Should you use subdomains or subdirectories to store different parts of your website? And how does it affect your SEO? Let’s find out!
We were recently in a situation where we had to make an important decision that affects both SEO and UX. Our client, Zaizon, had a website with a blog, and a webshop.
The immediate questions that struck us were:
- Should thew webshop be on a subdomain or a subdirectory?
- Should the blog be on a subdomain or a subdirectory?
Using the subdomain approach (domain separation) would look like this:
- zaizon.dk (main info page)
Using the subdirectory approach it would look like this:
- Zaizon.dk (main info page)
There are distinct advantages to either approach.
We ultimately decided to go with the second approach, using subdirectories. Next up I’ll discuss the main factors that influenced our decision.
1. A specific focus area
Zaizon, the physical store, sells the same products that the digital store sells.
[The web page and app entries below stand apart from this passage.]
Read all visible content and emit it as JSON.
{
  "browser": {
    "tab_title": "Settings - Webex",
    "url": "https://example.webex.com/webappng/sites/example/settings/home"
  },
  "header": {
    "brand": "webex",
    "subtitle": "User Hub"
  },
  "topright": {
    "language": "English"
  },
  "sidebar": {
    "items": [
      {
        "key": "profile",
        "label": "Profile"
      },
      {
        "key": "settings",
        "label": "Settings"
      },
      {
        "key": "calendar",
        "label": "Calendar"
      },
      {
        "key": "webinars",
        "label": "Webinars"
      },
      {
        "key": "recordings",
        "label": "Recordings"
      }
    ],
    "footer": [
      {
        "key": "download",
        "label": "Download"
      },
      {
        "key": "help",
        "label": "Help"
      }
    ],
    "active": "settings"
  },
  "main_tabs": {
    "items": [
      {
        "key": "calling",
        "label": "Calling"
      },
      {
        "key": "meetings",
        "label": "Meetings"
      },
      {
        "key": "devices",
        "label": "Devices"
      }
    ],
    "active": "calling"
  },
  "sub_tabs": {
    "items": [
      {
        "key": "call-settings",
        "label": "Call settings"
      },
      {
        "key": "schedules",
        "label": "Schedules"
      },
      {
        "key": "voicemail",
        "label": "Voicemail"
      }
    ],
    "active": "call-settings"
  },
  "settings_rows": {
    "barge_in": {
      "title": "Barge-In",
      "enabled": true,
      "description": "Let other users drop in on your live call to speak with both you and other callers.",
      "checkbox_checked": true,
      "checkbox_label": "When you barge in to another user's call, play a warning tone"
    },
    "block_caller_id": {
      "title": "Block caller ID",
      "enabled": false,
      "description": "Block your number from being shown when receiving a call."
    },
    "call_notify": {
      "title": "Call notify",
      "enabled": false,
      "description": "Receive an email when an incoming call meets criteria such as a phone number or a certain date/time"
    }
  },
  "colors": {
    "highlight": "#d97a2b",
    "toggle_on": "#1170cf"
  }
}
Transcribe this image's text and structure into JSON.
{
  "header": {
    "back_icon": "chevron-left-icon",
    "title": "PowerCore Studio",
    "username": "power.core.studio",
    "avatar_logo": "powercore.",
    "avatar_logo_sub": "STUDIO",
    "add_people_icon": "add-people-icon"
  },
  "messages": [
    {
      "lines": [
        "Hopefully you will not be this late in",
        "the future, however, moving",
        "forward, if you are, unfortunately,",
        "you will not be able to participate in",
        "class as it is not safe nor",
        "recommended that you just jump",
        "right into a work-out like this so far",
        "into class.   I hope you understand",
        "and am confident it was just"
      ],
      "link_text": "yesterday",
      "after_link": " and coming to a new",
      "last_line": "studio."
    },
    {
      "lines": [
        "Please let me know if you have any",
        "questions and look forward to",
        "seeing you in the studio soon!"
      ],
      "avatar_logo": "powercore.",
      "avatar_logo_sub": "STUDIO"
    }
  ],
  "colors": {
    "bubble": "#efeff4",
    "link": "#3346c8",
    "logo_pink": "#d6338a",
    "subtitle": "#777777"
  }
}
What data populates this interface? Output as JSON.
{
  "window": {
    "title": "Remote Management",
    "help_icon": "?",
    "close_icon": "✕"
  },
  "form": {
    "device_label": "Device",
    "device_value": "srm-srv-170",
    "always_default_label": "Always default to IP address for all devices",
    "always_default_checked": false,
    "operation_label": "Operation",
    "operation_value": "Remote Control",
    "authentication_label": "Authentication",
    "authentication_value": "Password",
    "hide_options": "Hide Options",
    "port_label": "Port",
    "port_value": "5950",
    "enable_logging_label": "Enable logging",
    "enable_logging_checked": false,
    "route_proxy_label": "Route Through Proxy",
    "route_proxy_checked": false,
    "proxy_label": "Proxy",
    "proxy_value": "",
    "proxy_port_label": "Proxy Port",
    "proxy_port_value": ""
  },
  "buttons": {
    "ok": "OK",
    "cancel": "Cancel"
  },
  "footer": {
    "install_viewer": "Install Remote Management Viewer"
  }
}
The purpose of the Zaizon blog is to talk about things that are relevant for customers who buy their products. Every unit has a different role, but they all have the same focus area.
Some brands websites have many different sections and priorities (a variety of concerns), which might not always align well with each other. In that case, it makes perfect sense to use subdomains, like store.brandname.com, blog.brandname.com.
An example of that is BBC.
But Zaizon is not a huge cooperation with multiple categories of media and dozens of different concerns (topics). Zaizon is a small, high-end connoisseur store with one specific focus:
- To educate their customers about their products.
- To make the experience pleasant and easy to digest, in both the online and the physical store.
- To make more money (shocking, I know!).
Whether it’s Zaizon’s front page, about page, blog, or store, the main focus remains the same. And that’s one of the main reasons we decided to go with subdirectories instead of subdomains.
2. SEO (subdomain vs subdirectory)
When you separate your website into subdomains, each subdomain will be treated as a different domain by the search engines. This has a massive impact on SEO (Search Engine Optimization).
If we had split Zaizon into zaizon.dk blog.zaizon, webshop.zaizon, Google would address those as three different websites.
In other words: we would now have to do SEO separately on each domain. That wouldn’t make any sense since each concern (main page, blog, webshop) have the same objective.
Zaizon.dk (main page) already had great SEO. If we had separated everything, none of the main pages SEO would directly carry-over to the blog and the shop. We would essentially have to start from scratch.
This wasn’t ideal, and that made our decision to go with subdirectories instead of subdomains even easier.
3. Technology Compatibility
At TechStacker, we strive to use the same technologies in every digital product we build. Whether we’re building a webshop, a booking system, a blog, or a message board.
There might be the odd case where this isn’t possible, and we will address that issue accordingly. But for the most part, it’s perfectly doable to use the same technologies to build different products.
At least it is if your team follows specific systems and conventions that allow them to put together products as if they were assembling lego blocks. It’s easier said than done but totally possible.
Let’s say you have a blog. Let’s say your blog is built with WordPress. WordPress is written in PHP (programming language).
Your blog starts becoming popular, and then you decide to expand and add a message board.
You hire some skilled developers to build your messageboard.
But then it turns out that your message board is using Python (programming language) on the back-end — not PHP which your WordPress site uses.
Python and PHP are very different languages.
While it’s definitely possible to use two different back-end languages under the same domain, there are practical reasons to separate the two.
If you hire someone to build your message board on a subdomain, they’re working on a domain which is technically isolated from the main domain. This means that issues like code conflicts, overlapping, redundancy, and responsibility can’t get mixed up in the process.
The Python developers work on messageboard.yourdomain.com
The WordPress/PHP developers work on yourdomain.com
With this type of setup, nobody can intentionally/unintentionally interfere with the others work. That’s a huge benefit, for both the developers and the website owner.
It also means that if one of your apps crashes for whatever reason, the other one is likely to stay online. Unless both apps are hosted on the same server, and the server happens to get taken down (hacked, or whatever).
This benefit because if one of your product’s domains goes temporarily offline, you can announce it on your other domain so your audience knows what’s happening.
There are upsides and downsides of using subdomains or subdirectories. As a rule of thumb:
- If every part of your website (blog, shop, messageboard) has the same or similar objective, subdirectories make a lot of sense. Especially if you want to simplify your SEO efforts.
- If you use a bunch of different technologies for different parts of your website built by different developers, then using subdomains is often the most practical solution.